The reality is very different.

The reality is that when you set out to accomplish something “failure” and “success” often require the same amount of effort, the same actions, the same thought processes, the same sacrifices, but one has an outcome which we call “failure” and the other has an outcome we call “success”.  Failure and success it seems are just two sides of the same coin.

“Mediocrity” is in fact the real opposite of both “success” and “failure”.  Coming somewhere in the middle, not standing out and fitting in is the path that people who are trying to accomplish something avoid at all costs.

*I am aware that the pyramids in Egypt were in fact smooth on the outside many years ago, but nonetheless they definitely aren’t smooth today.

How To Measure Your Life

It is unusual how when you insist on measuring something, you often end up measuring what actually doesn’t matter.  Often the thing you end up measuring is a distant relative of something meaningful.
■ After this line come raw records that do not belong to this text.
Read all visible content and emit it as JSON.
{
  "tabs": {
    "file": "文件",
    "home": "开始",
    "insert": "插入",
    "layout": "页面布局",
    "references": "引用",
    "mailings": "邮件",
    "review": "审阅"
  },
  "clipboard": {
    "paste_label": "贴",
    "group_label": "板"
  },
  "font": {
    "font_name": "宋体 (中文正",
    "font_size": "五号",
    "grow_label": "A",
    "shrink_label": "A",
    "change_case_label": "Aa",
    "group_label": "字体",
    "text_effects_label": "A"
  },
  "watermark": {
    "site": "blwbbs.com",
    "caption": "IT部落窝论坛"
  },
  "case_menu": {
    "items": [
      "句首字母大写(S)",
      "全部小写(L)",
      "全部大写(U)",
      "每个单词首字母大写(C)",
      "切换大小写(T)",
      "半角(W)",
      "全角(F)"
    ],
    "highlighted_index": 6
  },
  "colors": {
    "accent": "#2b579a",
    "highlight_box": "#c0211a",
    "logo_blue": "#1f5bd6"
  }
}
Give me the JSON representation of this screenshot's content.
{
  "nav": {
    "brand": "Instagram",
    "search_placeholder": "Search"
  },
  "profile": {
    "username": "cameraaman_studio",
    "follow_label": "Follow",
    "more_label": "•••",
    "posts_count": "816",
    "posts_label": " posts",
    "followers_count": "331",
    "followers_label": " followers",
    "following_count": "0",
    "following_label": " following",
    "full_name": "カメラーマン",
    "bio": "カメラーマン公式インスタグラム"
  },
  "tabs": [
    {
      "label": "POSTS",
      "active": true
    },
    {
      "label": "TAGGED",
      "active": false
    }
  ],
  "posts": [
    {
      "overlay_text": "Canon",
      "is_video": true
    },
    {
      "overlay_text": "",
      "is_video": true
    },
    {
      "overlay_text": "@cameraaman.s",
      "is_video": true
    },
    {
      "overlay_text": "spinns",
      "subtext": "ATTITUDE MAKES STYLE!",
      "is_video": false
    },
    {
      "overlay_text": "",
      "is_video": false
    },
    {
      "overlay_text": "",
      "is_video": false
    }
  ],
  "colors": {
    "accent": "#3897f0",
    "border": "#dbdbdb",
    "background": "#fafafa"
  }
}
Modern medicine is pretty incredible.  We can stick a tube down your air pipe and artificially ventilate you, we can keep your heart pumping artificially to keep the blood flowing, we can introduce an IV line and keep you hydrated by giving you fluids, we can feed you with a tube into your stomach (a PEG feed) and we can catheterise you to make sure you’re peeing properly.

By all measurable metrics we can keep you “alive”.  But by doing all of this are we really keeping the patient “alive” in any meaningful way?

 

Measure

I have a feeling that we often end up measuring things due to the mere fact that they are easy to measure.  The things which actually matter are usually difficult or impossible to measure:

  • “Likes”, “Follows” and “Shares” instead of measuring impact and engagement.
  • Money instead of measuring purpose and fulfillment.
  • Short-term growth instead of “durability”.

So the question becomes; “Are you measuring your life in a meaningful way?”, or are you measuring out of convenience.  Maybe it’s time to buckle down and figure out what actually matters.